Authored By:

CIEE London

Of the many ethnic communities contributing to London's diverse culinary landscape, Bengalis are significant in both the size of the community and also it's own unqique history. Bengali is believed to be the second-most spoken language in London with over 70,000 native speakers residing in the city. The community itself traces its roots back to two countries of South Asia - the state of West Bengal in India, and Bangladesh to the east of the border. Quite naturally, Bengali cuisine, of both the Indian and Bangladeshi kinds (yes, there indeed are differences!) has found increasing popularity, not just within the community itself, but also amongst other Londoners and foreign travelers to the city. Here's taking a look at some of the most interesting and popular hotspots for Bengali food in London.

1. Graam Bangla, 68 Brick Lane - When it comes to Bengali food, Brick Lane is the spatial gift that keeps on giving, serving up mouth-watering mains and desserts, alongside equally exciting street food options! Samosas, bhortas, and dry fried dish platters bring alive the flavours of the streets of Bengal from both sides of the border right in the middle of East London, promising to transport visiting foodies on a culinary journey. 

2. Nanna's Biryiani Restaurant, 14 Whitechapel Road - A variation on a Persian pilaf, biriyani is a mixed rice and meat dish historically originating from Muslim communtities in South Asia. Nanna's Biriyani serves a variety of biryiani dishes pairing the rice with several meat, prawn, and fish options. Their menu also boasts of succulent, grilled, meat-falling-off-the-bone shammi and sheekh kebabs. 

3.  Chourangi, 3 Old Quebec Street - An ecelectic blend of traditional recipes with ingredients unique to Bengal revamped with a touch of modern culinary techniques, Chourangi offers a quintessentially fusion fine dining experience.

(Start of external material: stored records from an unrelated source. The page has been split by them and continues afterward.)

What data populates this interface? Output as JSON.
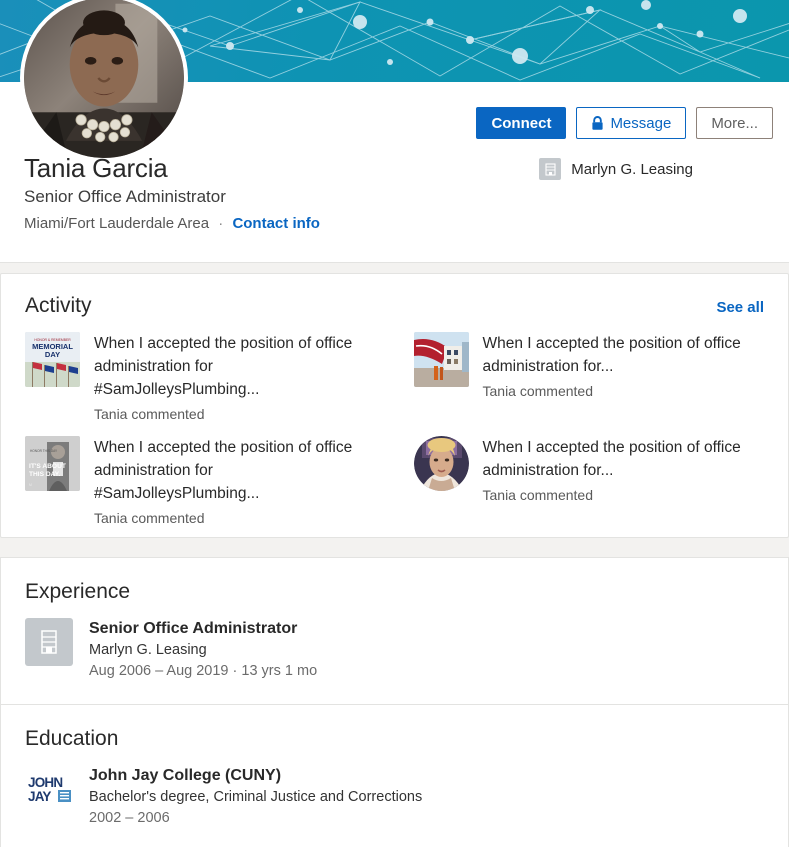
{
  "profile": {
    "name": "Tania Garcia",
    "headline": "Senior Office Administrator",
    "location": "Miami/Fort Lauderdale Area",
    "separator": "·",
    "contact_info_label": "Contact info",
    "current_company": "Marlyn G. Leasing",
    "avatar_icon": "profile-photo",
    "banner_icon": "network-pattern-banner",
    "company_logo_icon": "building-placeholder-icon"
  },
  "actions": {
    "connect_label": "Connect",
    "message_label": "Message",
    "message_icon": "lock-icon",
    "more_label": "More..."
  },
  "activity": {
    "title": "Activity",
    "see_all_label": "See all",
    "items": [
      {
        "text": "When I accepted the position of office administration for #SamJolleysPlumbing...",
        "subtitle": "Tania commented",
        "thumb_icon": "memorial-day-flags-thumbnail",
        "thumb_shape": "square"
      },
      {
        "text": "When I accepted the position of office administration for...",
        "subtitle": "Tania commented",
        "thumb_icon": "airplane-photo-thumbnail",
        "thumb_shape": "square"
      },
      {
        "text": "When I accepted the position of office administration for #SamJolleysPlumbing...",
        "subtitle": "Tania commented",
        "thumb_icon": "its-about-this-day-thumbnail",
        "thumb_shape": "square"
      },
      {
        "text": "When I accepted the position of office administration for...",
        "subtitle": "Tania commented",
        "thumb_icon": "person-avatar-thumbnail",
        "thumb_shape": "round"
      }
    ]
  },
  "experience": {
    "title": "Experience",
    "entries": [
      {
        "title": "Senior Office Administrator",
        "company": "Marlyn G. Leasing",
        "dates": "Aug 2006 – Aug 2019 · 13 yrs 1 mo",
        "logo_icon": "building-placeholder-icon"
      }
    ]
  },
  "education": {
    "title": "Education",
    "entries": [
      {
        "school": "John Jay College (CUNY)",
        "degree": "Bachelor's degree, Criminal Justice and Corrections",
        "dates": "2002 – 2006",
        "logo_icon": "john-jay-college-logo"
      }
    ]
  },
  "colors": {
    "linkedin_blue": "#0a66c2",
    "banner_teal": "#0b93b4",
    "page_bg": "#f3f2f0",
    "card_bg": "#ffffff",
    "text_primary": "#292929",
    "text_secondary": "#5a5a5a",
    "logo_placeholder_gray": "#c3c8cc",
    "john_jay_navy": "#1f3a6e"
  }
}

The dessert menu featuring sweet treats such as baked sondesh tarts and pistachio sweetened milk cake dumplings is to die for!

4. Amar Gaon, 50 Brick Lane -  The nondescript-looking diner set up in 2011 by a Sylheti owner offers a delectable range of spicy fish and lamb curries, the traditional rice-and-meat-based biriyanis , and street food options like chaat and phuchka. At a convenient walking distance from Spitalfields market and the many vintage shops of Bricklane, its location is as much of a treat for its visitors as its fare is for their palettes. 

5. Kolapata, 222 Whitechapel Road - If homely meals served in a simple setting constitutes your idea of comfort dining, then Kolapata would be the place go. Starters like Prawn puris  and haleem (lentils cooked with minced meat) are their specialties alongside more popular Bengali curries, fried fish, and pilaf rice.